Pro-ageing is the new anti-ageing
Published on Wednesday, 11th October 2017, contributed by Ready
Women are no longer interested in beauty products that claim to reverse the ageing process.
Instead, many prefer to focus on celebrating what it means to be their age, whatever that may be. This is fuelling a demand for products that help women look good and preserve their skin, rather than make it look younger.
The shift from anti-ageing to pro-ageing is just one of the findings in a comprehensive new report from Bath-based creative campaign agency Ready.
Called Beauty & Personal Care: Purchasing Habits Across the Generations, the report analyses how teenagers, millennials and older consumers discover and purchase beauty products.
It also details how:
- Many millennials are becoming beauty experts in their own right, using social media to pass their expertise on to fellow beauty lovers
- Despite being avid consumers, teenage girls don’t like beauty advertising, believing it sets unrealistic and unachievable standards
- The peak age for buying beauty products has shifted from 38 to 49, as women increasingly view ‘middle-age’ less as a negative concept and instead a time to relish
Ready have been working with beauty brands for the past five years. Clients include Soap & Glory, Burt’s Bees and No7, and they were recently added to the Walgreen Boots Alliance’s preferred supplier list.
Their projects within the sector have been wide-ranging, from a chatbot for Soap & Glory’s website to an online ‘hub’ for the launch of Burts Bees’ first ever lipstick range.
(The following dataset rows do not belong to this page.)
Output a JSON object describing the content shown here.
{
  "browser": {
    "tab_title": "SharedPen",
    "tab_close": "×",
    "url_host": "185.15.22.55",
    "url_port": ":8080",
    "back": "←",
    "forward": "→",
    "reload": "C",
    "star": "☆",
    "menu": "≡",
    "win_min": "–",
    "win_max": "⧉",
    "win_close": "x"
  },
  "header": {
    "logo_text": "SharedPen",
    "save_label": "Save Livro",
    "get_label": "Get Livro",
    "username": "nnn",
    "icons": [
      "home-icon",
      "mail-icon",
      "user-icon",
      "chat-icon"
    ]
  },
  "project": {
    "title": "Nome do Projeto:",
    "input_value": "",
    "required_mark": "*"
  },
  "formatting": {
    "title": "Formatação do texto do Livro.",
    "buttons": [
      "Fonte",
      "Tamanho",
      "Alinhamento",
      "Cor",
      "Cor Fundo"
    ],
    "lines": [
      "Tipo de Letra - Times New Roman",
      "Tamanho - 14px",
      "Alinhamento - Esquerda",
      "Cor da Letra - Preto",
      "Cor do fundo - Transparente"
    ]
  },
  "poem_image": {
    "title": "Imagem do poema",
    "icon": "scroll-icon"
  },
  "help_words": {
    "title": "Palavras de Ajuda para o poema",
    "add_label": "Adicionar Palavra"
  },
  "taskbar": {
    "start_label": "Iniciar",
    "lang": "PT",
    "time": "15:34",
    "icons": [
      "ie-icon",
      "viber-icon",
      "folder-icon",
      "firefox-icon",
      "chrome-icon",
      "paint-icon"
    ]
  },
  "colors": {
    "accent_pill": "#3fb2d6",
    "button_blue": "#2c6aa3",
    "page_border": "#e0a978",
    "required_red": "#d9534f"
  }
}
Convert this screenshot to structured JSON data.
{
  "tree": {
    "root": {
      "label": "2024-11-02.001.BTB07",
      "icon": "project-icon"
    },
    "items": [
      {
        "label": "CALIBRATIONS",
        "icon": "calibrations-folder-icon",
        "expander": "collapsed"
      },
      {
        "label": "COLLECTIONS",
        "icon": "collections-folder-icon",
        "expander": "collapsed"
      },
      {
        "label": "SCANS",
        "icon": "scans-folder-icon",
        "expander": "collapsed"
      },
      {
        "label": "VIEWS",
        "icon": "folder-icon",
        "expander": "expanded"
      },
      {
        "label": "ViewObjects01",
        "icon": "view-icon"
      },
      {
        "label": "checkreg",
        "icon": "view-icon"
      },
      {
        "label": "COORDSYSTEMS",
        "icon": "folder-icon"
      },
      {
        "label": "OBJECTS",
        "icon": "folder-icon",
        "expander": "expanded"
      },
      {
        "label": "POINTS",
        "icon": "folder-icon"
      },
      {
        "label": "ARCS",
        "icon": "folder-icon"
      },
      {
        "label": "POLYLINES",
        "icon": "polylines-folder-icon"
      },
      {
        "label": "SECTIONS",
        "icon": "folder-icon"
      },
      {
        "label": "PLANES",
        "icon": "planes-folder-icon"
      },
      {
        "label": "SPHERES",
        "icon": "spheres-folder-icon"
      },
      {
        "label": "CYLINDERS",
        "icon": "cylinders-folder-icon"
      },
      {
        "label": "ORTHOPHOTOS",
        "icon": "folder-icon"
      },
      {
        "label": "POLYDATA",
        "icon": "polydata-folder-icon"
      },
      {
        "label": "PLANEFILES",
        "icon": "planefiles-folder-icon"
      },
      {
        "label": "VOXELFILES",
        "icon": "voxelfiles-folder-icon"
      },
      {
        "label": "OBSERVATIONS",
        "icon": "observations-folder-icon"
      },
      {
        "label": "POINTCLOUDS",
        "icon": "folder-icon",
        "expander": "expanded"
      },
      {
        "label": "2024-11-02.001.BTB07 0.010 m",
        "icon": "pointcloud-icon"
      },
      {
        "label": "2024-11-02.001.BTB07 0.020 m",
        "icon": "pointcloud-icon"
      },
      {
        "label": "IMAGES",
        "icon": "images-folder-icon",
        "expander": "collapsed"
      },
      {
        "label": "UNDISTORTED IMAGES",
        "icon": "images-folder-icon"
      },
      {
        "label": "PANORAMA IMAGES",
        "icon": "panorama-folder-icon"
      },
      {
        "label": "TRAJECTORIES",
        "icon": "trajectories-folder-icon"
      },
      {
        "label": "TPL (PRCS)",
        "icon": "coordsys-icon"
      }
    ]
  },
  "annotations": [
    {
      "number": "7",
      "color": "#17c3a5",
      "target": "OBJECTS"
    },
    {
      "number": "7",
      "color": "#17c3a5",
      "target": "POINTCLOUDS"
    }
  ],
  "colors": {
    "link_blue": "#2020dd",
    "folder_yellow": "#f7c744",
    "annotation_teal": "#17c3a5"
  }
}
The Beauty & Personal Care: Purchasing Habits Across the Generations
report is available to purchase here
. Samples are available on request.